“Another week, another bridge. I’m afraid I’m taking you a little further out this week, but I think it’s worth it. Hammersmith Bridge is not only colourful in decor, but also in history.
The current bridge is the second to stand in this location. It was designed by the civil engineer Sir Joseph Bazalgette (he who instigated the Woolwich free ferry!) and opened in 1887.
Throughout it’s history it has had structural problems and has been closed frequently for repairs. Nowadays it’s only open to reduced traffic types and pedestrians.
But the problems have not all been down to structural weaknesses. The bridge has been bombed no fewer than three times by the IRA, in 1939, 1996 and finally by the Real IRA in 2000.
There’s a memorial plaque on the handrail that commemorates Lt Charles Campbell Wood, who in 1919, dived from the bridge to rescue a drowning woman.
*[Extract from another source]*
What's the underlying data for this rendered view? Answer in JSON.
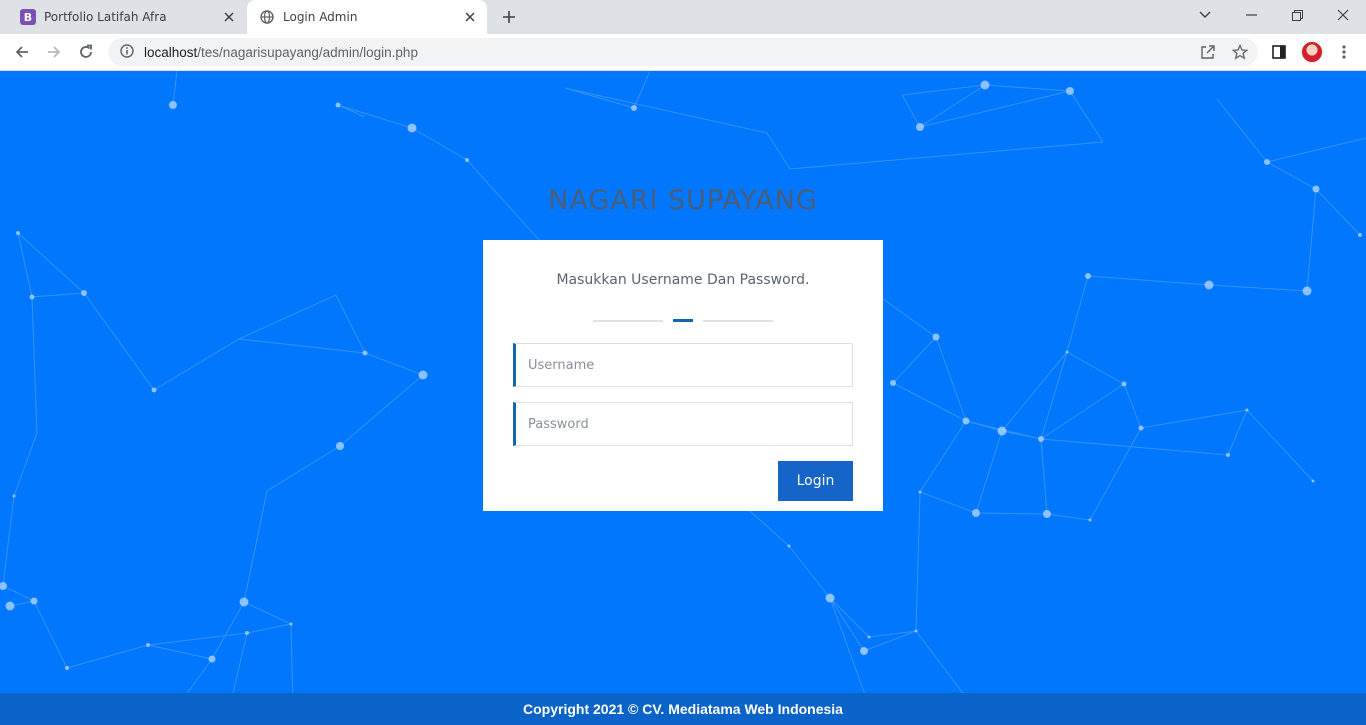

He saved her life, but sadly died later from tetnus.
The bridge is fascinating and full of picture opportunities, although it does wobble quite a bit so wind up those shutter speeds!”